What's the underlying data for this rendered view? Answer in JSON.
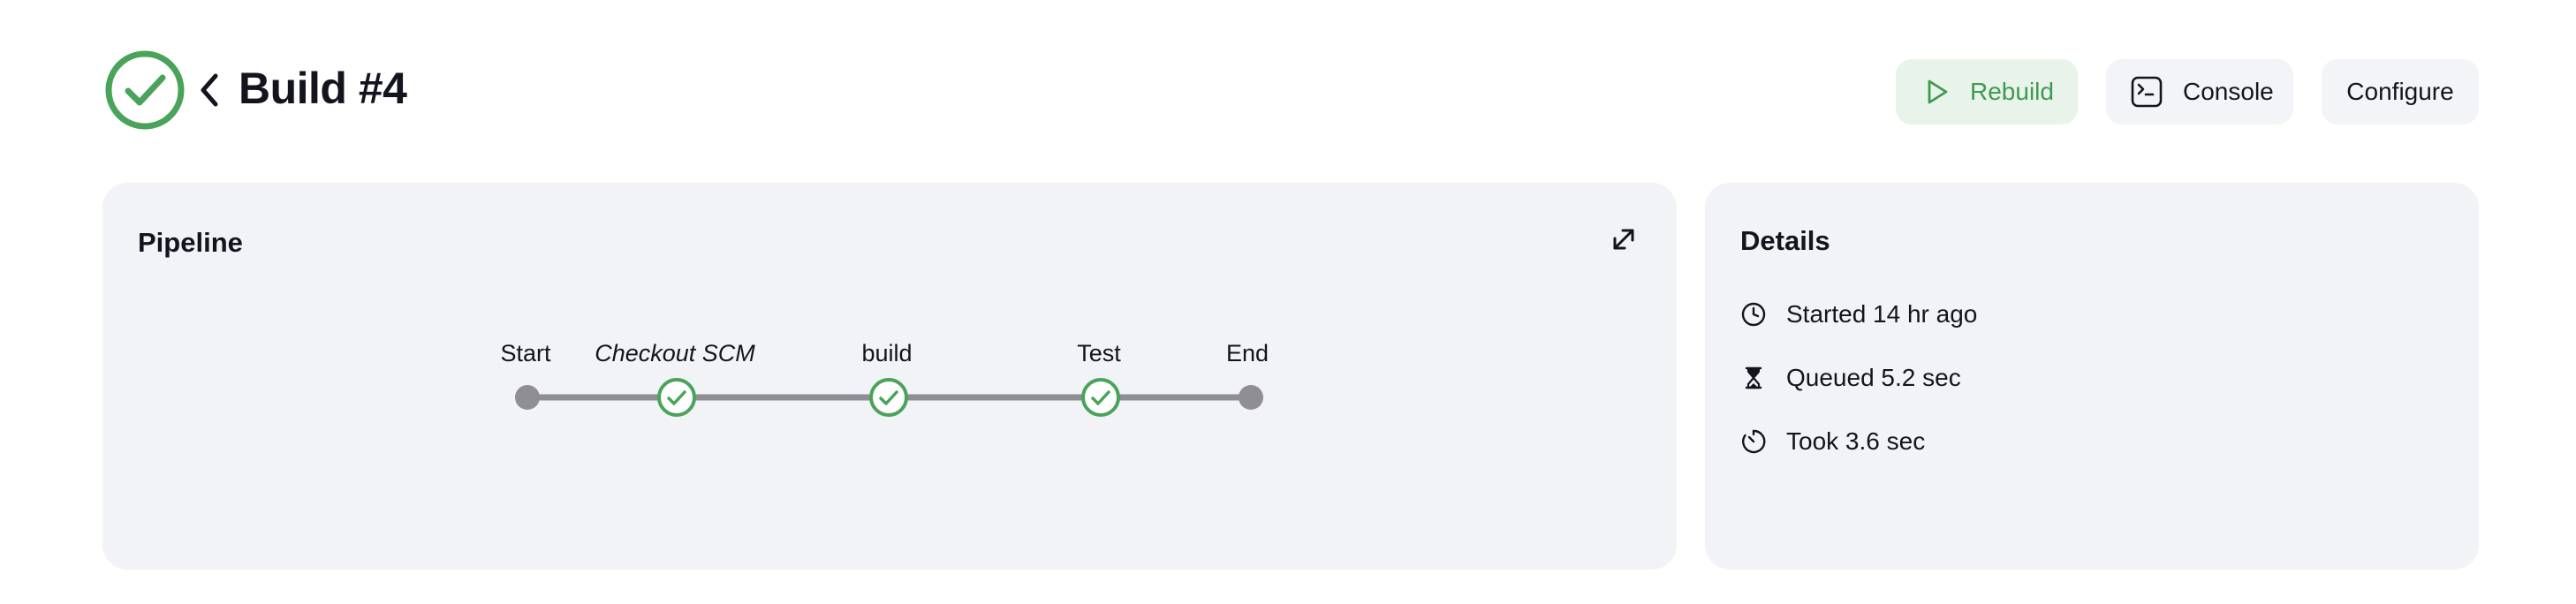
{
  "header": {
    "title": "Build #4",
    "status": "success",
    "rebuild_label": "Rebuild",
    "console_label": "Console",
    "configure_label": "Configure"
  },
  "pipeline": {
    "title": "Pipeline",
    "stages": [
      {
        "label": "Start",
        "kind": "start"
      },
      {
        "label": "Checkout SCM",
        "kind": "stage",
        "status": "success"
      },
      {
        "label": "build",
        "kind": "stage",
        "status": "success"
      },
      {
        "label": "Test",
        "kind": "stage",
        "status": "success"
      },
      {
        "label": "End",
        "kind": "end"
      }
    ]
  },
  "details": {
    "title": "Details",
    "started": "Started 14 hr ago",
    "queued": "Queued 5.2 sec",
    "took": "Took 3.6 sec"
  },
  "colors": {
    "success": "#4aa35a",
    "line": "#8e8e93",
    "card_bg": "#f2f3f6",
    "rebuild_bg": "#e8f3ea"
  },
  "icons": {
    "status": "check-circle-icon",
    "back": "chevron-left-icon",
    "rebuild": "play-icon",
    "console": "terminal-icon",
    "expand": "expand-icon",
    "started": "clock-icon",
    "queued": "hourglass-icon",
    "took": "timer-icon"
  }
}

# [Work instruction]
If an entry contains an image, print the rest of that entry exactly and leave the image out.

# [Exercise output]
What's the underlying data for this rendered view? Answer in JSON.
{
  "header": {
    "title": "Build #4",
    "status": "success",
    "rebuild_label": "Rebuild",
    "console_label": "Console",
    "configure_label": "Configure"
  },
  "pipeline": {
    "title": "Pipeline",
    "stages": [
      {
        "label": "Start",
        "kind": "start"
      },
      {
        "label": "Checkout SCM",
        "kind": "stage",
        "status": "success"
      },
      {
        "label": "build",
        "kind": "stage",
        "status": "success"
      },
      {
        "label": "Test",
        "kind": "stage",
        "status": "success"
      },
      {
        "label": "End",
        "kind": "end"
      }
    ]
  },
  "details": {
    "title": "Details",
    "started": "Started 14 hr ago",
    "queued": "Queued 5.2 sec",
    "took": "Took 3.6 sec"
  },
  "colors": {
    "success": "#4aa35a",
    "line": "#8e8e93",
    "card_bg": "#f2f3f6",
    "rebuild_bg": "#e8f3ea"
  },
  "icons": {
    "status": "check-circle-icon",
    "back": "chevron-left-icon",
    "rebuild": "play-icon",
    "console": "terminal-icon",
    "expand": "expand-icon",
    "started": "clock-icon",
    "queued": "hourglass-icon",
    "took": "timer-icon"
  }
}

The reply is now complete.